Update 12/9/2021, 2:55 pm ET: The Centers for Disease Control and Prevention has signed off on the FDA’s authorization and now recommends booster doses of the Pfizer-BioNTech COVID-19 vaccine for teens ages 16 and 17. This final step now means that boosting in this group can begin nationwide.
“Although we don’t have all the answers on the omicron variant, initial data suggests that COVID-19 boosters help broaden and strengthen the protection against Omicron and other variants,” CDC Director Rochelle Walensky said in a statement. “We know that COVID-19 vaccines are safe and effective, and I strongly encourage adolescents ages 16 and 17 to get their booster if they are at least six months post their initial Pfizer vaccination series.”
Original Story, 12/9/2021, 12:21pm ET: The Food and Drug Administration on Thursday authorized the Pfizer-BioNTech COVID-19 vaccine for use as a single booster dose in teens ages 16 and 17.
The authorization stands to expand access to boosters amid a crushing wave of delta transmission, fears over the looming omicron variant, and the approach of end-of-year holiday gatherings. Currently, boosters are open and recommended for all adults ages 18 and up.
Earlier this week, a crop of preliminary data suggested that boosters will likely be necessary to protect against the omicron variant, which appears to dodge protective immune defenses from both vaccination and prior infection.

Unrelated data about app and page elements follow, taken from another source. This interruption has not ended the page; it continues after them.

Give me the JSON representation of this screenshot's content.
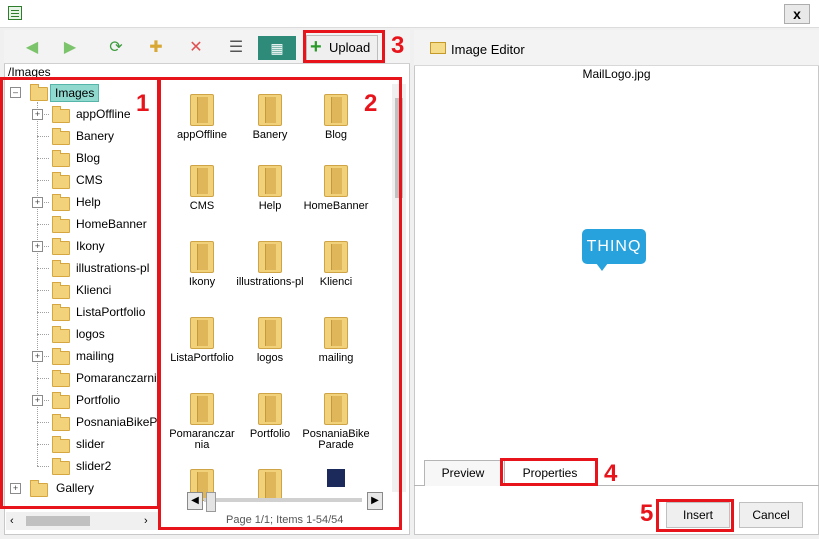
{
  "window": {
    "close_label": "x"
  },
  "toolbar": {
    "back_icon": "arrow-left-icon",
    "forward_icon": "arrow-right-icon",
    "refresh_icon": "refresh-icon",
    "new_folder_icon": "new-folder-icon",
    "delete_icon": "delete-icon",
    "list_view_icon": "list-view-icon",
    "thumb_view_icon": "thumbnail-view-icon",
    "upload_label": "Upload"
  },
  "path": "/Images",
  "tree": {
    "root": "Images",
    "items": [
      {
        "label": "appOffline",
        "expandable": true
      },
      {
        "label": "Banery",
        "expandable": false
      },
      {
        "label": "Blog",
        "expandable": false
      },
      {
        "label": "CMS",
        "expandable": false
      },
      {
        "label": "Help",
        "expandable": true
      },
      {
        "label": "HomeBanner",
        "expandable": false
      },
      {
        "label": "Ikony",
        "expandable": true
      },
      {
        "label": "illustrations-pl",
        "expandable": false
      },
      {
        "label": "Klienci",
        "expandable": false
      },
      {
        "label": "ListaPortfolio",
        "expandable": false
      },
      {
        "label": "logos",
        "expandable": false
      },
      {
        "label": "mailing",
        "expandable": true
      },
      {
        "label": "Pomaranczarnia",
        "expandable": false
      },
      {
        "label": "Portfolio",
        "expandable": true
      },
      {
        "label": "PosnaniaBikePa",
        "expandable": false
      },
      {
        "label": "slider",
        "expandable": false
      },
      {
        "label": "slider2",
        "expandable": false
      }
    ],
    "sibling": "Gallery"
  },
  "grid": {
    "items": [
      "appOffline",
      "Banery",
      "Blog",
      "CMS",
      "Help",
      "HomeBanner",
      "Ikony",
      "illustrations-pl",
      "Klienci",
      "ListaPortfolio",
      "logos",
      "mailing",
      "Pomaranczarnia",
      "Portfolio",
      "PosnaniaBikeParade"
    ],
    "page_info": "Page 1/1; Items 1-54/54"
  },
  "editor": {
    "title": "Image Editor",
    "file_name": "MailLogo.jpg",
    "logo_text": "THINQ",
    "logo_color": "#27a2dd",
    "tab_preview": "Preview",
    "tab_properties": "Properties",
    "insert_label": "Insert",
    "cancel_label": "Cancel"
  },
  "annotations": [
    "1",
    "2",
    "3",
    "4",
    "5"
  ],
  "annotation_color": "#e8141c"
}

Previously, data indicated that vaccine effectiveness wanes against delta and previous variants after six months.
Still, not all experts agree that boosters are needed for healthy young people. Youth tend to have milder disease than adults, and two doses of vaccine are expected to protect against severe cases. However, teens are not completely immune to the worst outcomes, and they can also drive transmission of the pandemic virus to more vulnerable groups.
The Centers for Disease Control and Prevention must sign off on the use of the boosters in 16- and 17-year-olds before they will be available. CDC Director Rochelle Walensky is expected to sign off quickly.

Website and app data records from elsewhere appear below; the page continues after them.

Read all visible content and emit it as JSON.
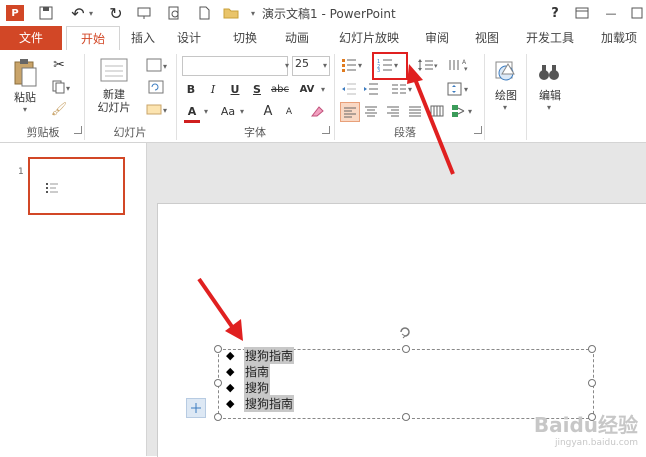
{
  "app": {
    "title": "演示文稿1 - PowerPoint",
    "help": "?",
    "min": "—"
  },
  "tabs": [
    "文件",
    "开始",
    "插入",
    "设计",
    "切换",
    "动画",
    "幻灯片放映",
    "审阅",
    "视图",
    "开发工具",
    "加载项"
  ],
  "ribbon": {
    "clipboard": {
      "paste": "粘贴",
      "label": "剪贴板"
    },
    "slides": {
      "new_slide": "新建\n幻灯片",
      "label": "幻灯片"
    },
    "font": {
      "font_name": "",
      "font_size": "25",
      "bold": "B",
      "italic": "I",
      "underline": "U",
      "shadow": "S",
      "strike": "abc",
      "spacing": "AV",
      "case": "Aa",
      "grow": "A",
      "shrink": "A",
      "label": "字体"
    },
    "paragraph": {
      "label": "段落"
    },
    "drawing": {
      "label": "绘图"
    },
    "editing": {
      "label": "编辑"
    }
  },
  "slide_thumb": {
    "number": "1"
  },
  "bullets": [
    "搜狗指南",
    "指南",
    "搜狗",
    "搜狗指南"
  ],
  "watermark": {
    "brand": "Baidu经验",
    "url": "jingyan.baidu.com"
  },
  "colors": {
    "accent": "#d24726",
    "highlight_box": "#e02020"
  }
}
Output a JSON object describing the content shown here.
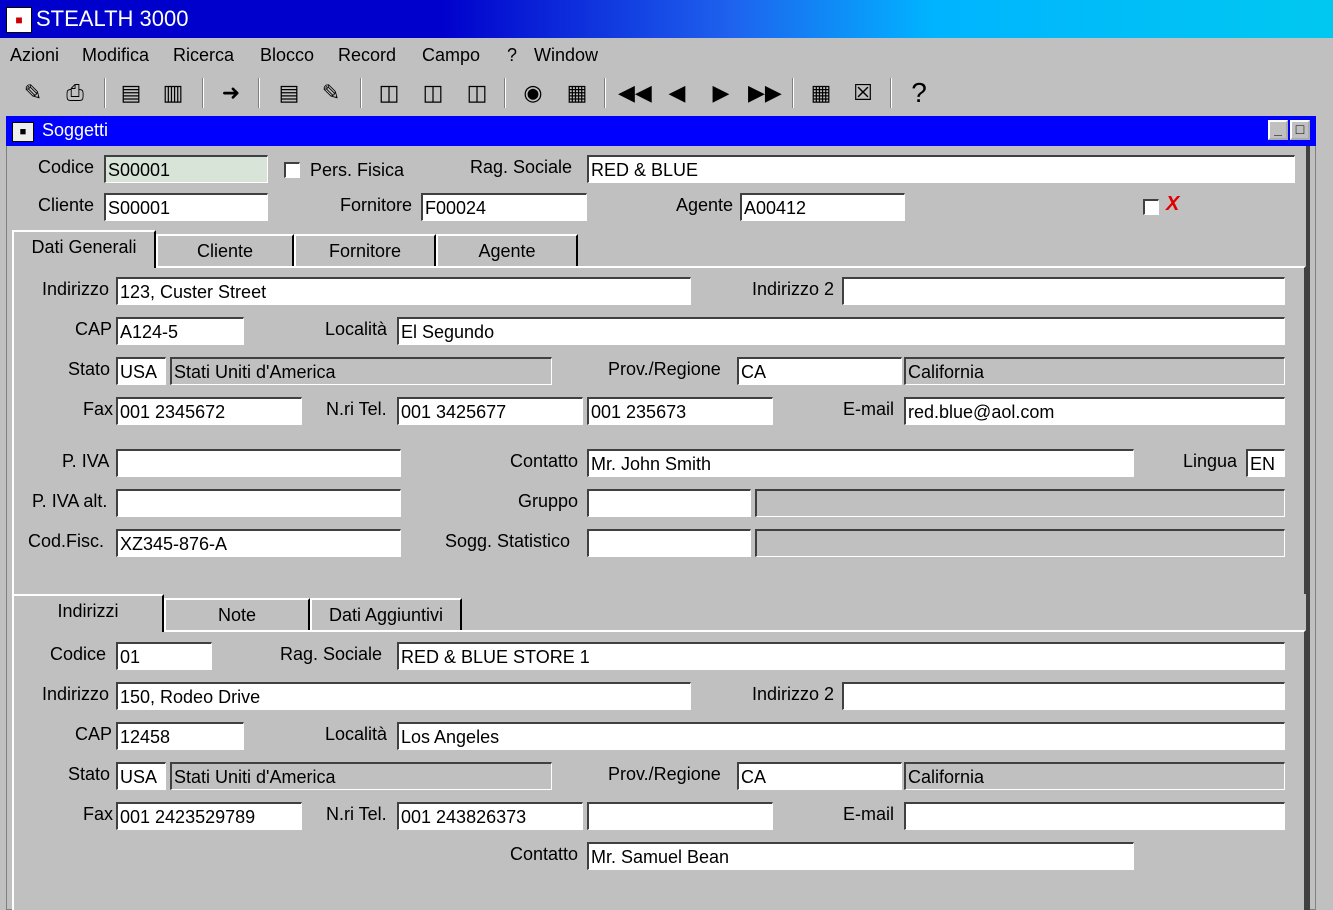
{
  "app": {
    "title": "STEALTH 3000"
  },
  "menu": [
    {
      "label": "Azioni"
    },
    {
      "label": "Modifica"
    },
    {
      "label": "Ricerca"
    },
    {
      "label": "Blocco"
    },
    {
      "label": "Record"
    },
    {
      "label": "Campo"
    },
    {
      "label": "?"
    },
    {
      "label": "Window"
    }
  ],
  "toolbar": {
    "icons": [
      "save-icon",
      "print-icon",
      "new-record-icon",
      "delete-record-icon",
      "exit-icon",
      "list-icon",
      "edit-icon",
      "query-enter-icon",
      "query-execute-icon",
      "query-cancel-icon",
      "find-icon",
      "calculator-icon",
      "first-record-icon",
      "previous-record-icon",
      "next-record-icon",
      "last-record-icon",
      "insert-row-icon",
      "delete-row-icon",
      "help-icon"
    ],
    "help_glyph": "?"
  },
  "window": {
    "title": "Soggetti"
  },
  "header": {
    "codice_label": "Codice",
    "codice_value": "S00001",
    "pers_fisica_label": "Pers. Fisica",
    "rag_sociale_label": "Rag. Sociale",
    "rag_sociale_value": "RED & BLUE",
    "cliente_label": "Cliente",
    "cliente_value": "S00001",
    "fornitore_label": "Fornitore",
    "fornitore_value": "F00024",
    "agente_label": "Agente",
    "agente_value": "A00412",
    "x_mark": "X"
  },
  "tabs_top": [
    {
      "label": "Dati Generali"
    },
    {
      "label": "Cliente"
    },
    {
      "label": "Fornitore"
    },
    {
      "label": "Agente"
    }
  ],
  "generali": {
    "indirizzo_label": "Indirizzo",
    "indirizzo_value": "123, Custer Street",
    "indirizzo2_label": "Indirizzo 2",
    "indirizzo2_value": "",
    "cap_label": "CAP",
    "cap_value": "A124-5",
    "localita_label": "Località",
    "localita_value": "El Segundo",
    "stato_label": "Stato",
    "stato_code": "USA",
    "stato_name": "Stati Uniti d'America",
    "prov_label": "Prov./Regione",
    "prov_code": "CA",
    "prov_name": "California",
    "fax_label": "Fax",
    "fax_value": "001 2345672",
    "tel_label": "N.ri Tel.",
    "tel1_value": "001 3425677",
    "tel2_value": "001 235673",
    "email_label": "E-mail",
    "email_value": "red.blue@aol.com",
    "piva_label": "P. IVA",
    "piva_value": "",
    "contatto_label": "Contatto",
    "contatto_value": "Mr. John Smith",
    "lingua_label": "Lingua",
    "lingua_value": "EN",
    "piva_alt_label": "P. IVA alt.",
    "piva_alt_value": "",
    "gruppo_label": "Gruppo",
    "gruppo_value": "",
    "gruppo_desc": "",
    "codfisc_label": "Cod.Fisc.",
    "codfisc_value": "XZ345-876-A",
    "sogg_stat_label": "Sogg. Statistico",
    "sogg_stat_value": "",
    "sogg_stat_desc": ""
  },
  "tabs_bottom": [
    {
      "label": "Indirizzi"
    },
    {
      "label": "Note"
    },
    {
      "label": "Dati Aggiuntivi"
    }
  ],
  "indirizzi": {
    "codice_label": "Codice",
    "codice_value": "01",
    "rag_sociale_label": "Rag. Sociale",
    "rag_sociale_value": "RED & BLUE STORE 1",
    "indirizzo_label": "Indirizzo",
    "indirizzo_value": "150, Rodeo Drive",
    "indirizzo2_label": "Indirizzo 2",
    "indirizzo2_value": "",
    "cap_label": "CAP",
    "cap_value": "12458",
    "localita_label": "Località",
    "localita_value": "Los Angeles",
    "stato_label": "Stato",
    "stato_code": "USA",
    "stato_name": "Stati Uniti d'America",
    "prov_label": "Prov./Regione",
    "prov_code": "CA",
    "prov_name": "California",
    "fax_label": "Fax",
    "fax_value": "001 2423529789",
    "tel_label": "N.ri Tel.",
    "tel1_value": "001 243826373",
    "tel2_value": "",
    "email_label": "E-mail",
    "email_value": "",
    "contatto_label": "Contatto",
    "contatto_value": "Mr. Samuel Bean"
  }
}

In announcing its decision Thursday, the FDA emphasized that getting more shots in arms is critical to bringing the pandemic to an end, but other health prevention measures remain important as well.

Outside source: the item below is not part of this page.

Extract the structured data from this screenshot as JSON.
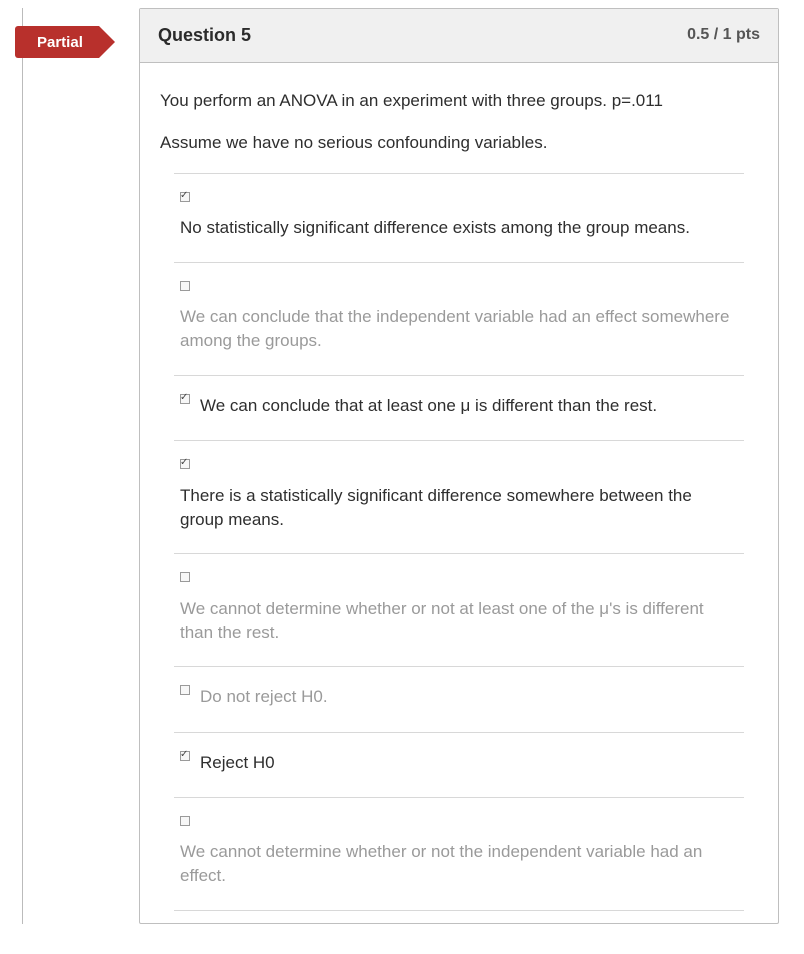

“Vaccination and getting a booster when eligible, along with other preventive measures like masking and avoiding large crowds and poorly ventilated spaces, remain our most effective methods for fighting COVID-19,” acting FDA Commissioner Janet Woodcock said in a statement. “As people gather indoors with family and friends for the holidays, we can’t let up on all the preventive public health measures that we have been taking during the pandemic. With both the delta and omicron variants continuing to spread, vaccination remains the best protection against COVID-19.”
As authorized, the boosters would be available as a single dose given at least six months after the second.
To date, 200 million Americans have been fully vaccinated, which is a little over 60 percent of the country. Of those, nearly 49 million—or 24 percent—have gotten a booster dose.